§ **HOW TO COMPLETE THIS TASK**:
The finished copy must match the records exactly, except that it contains no pictures.

§ **DATA FOR THE TASK**:
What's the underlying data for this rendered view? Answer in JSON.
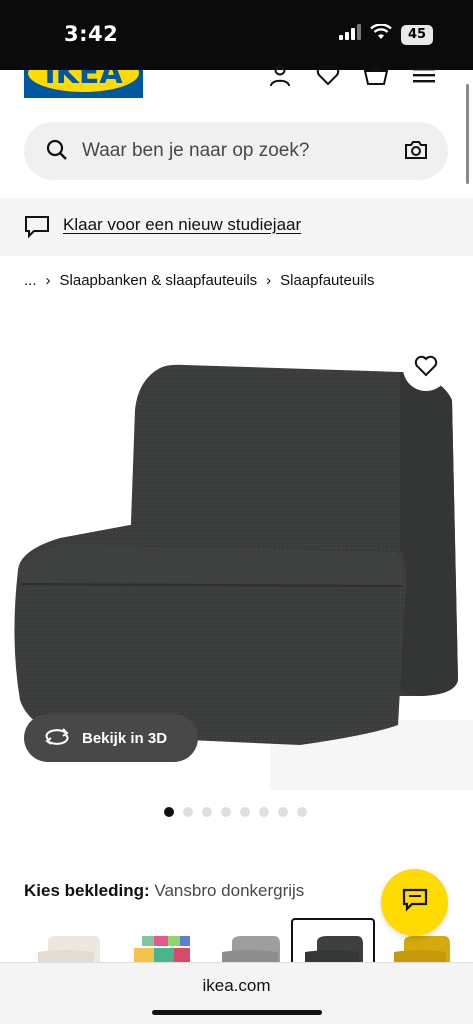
{
  "status_bar": {
    "time": "3:42",
    "battery": "45",
    "icons": [
      "signal-icon",
      "wifi-icon",
      "battery-icon"
    ]
  },
  "header": {
    "logo_text": "IKEA",
    "icons": [
      "account-icon",
      "heart-icon",
      "basket-icon",
      "menu-icon"
    ]
  },
  "search": {
    "placeholder": "Waar ben je naar op zoek?"
  },
  "banner": {
    "link_text": "Klaar voor een nieuw studiejaar"
  },
  "breadcrumb": {
    "items": [
      "...",
      "Slaapbanken & slaapfauteuils",
      "Slaapfauteuils"
    ]
  },
  "product": {
    "view_3d_label": "Bekijk in 3D",
    "image_count": 8,
    "active_image": 1
  },
  "cover": {
    "label": "Kies bekleding:",
    "value": "Vansbro donkergrijs",
    "swatches": [
      {
        "color": "#ece7df",
        "selected": false
      },
      {
        "color": "#7fc6a4",
        "selected": false
      },
      {
        "color": "#9e9e9e",
        "selected": false
      },
      {
        "color": "#3e3f3f",
        "selected": true
      },
      {
        "color": "#d4a90e",
        "selected": false
      }
    ]
  },
  "browser": {
    "url": "ikea.com"
  },
  "colors": {
    "ikea_blue": "#0058a3",
    "ikea_yellow": "#ffdb00",
    "chair": "#3b3c3c"
  }
}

§ **RESPONSE AREA**:
What's the underlying data for this rendered view? Answer in JSON.
{
  "status_bar": {
    "time": "3:42",
    "battery": "45",
    "icons": [
      "signal-icon",
      "wifi-icon",
      "battery-icon"
    ]
  },
  "header": {
    "logo_text": "IKEA",
    "icons": [
      "account-icon",
      "heart-icon",
      "basket-icon",
      "menu-icon"
    ]
  },
  "search": {
    "placeholder": "Waar ben je naar op zoek?"
  },
  "banner": {
    "link_text": "Klaar voor een nieuw studiejaar"
  },
  "breadcrumb": {
    "items": [
      "...",
      "Slaapbanken & slaapfauteuils",
      "Slaapfauteuils"
    ]
  },
  "product": {
    "view_3d_label": "Bekijk in 3D",
    "image_count": 8,
    "active_image": 1
  },
  "cover": {
    "label": "Kies bekleding:",
    "value": "Vansbro donkergrijs",
    "swatches": [
      {
        "color": "#ece7df",
        "selected": false
      },
      {
        "color": "#7fc6a4",
        "selected": false
      },
      {
        "color": "#9e9e9e",
        "selected": false
      },
      {
        "color": "#3e3f3f",
        "selected": true
      },
      {
        "color": "#d4a90e",
        "selected": false
      }
    ]
  },
  "browser": {
    "url": "ikea.com"
  },
  "colors": {
    "ikea_blue": "#0058a3",
    "ikea_yellow": "#ffdb00",
    "chair": "#3b3c3c"
  }
}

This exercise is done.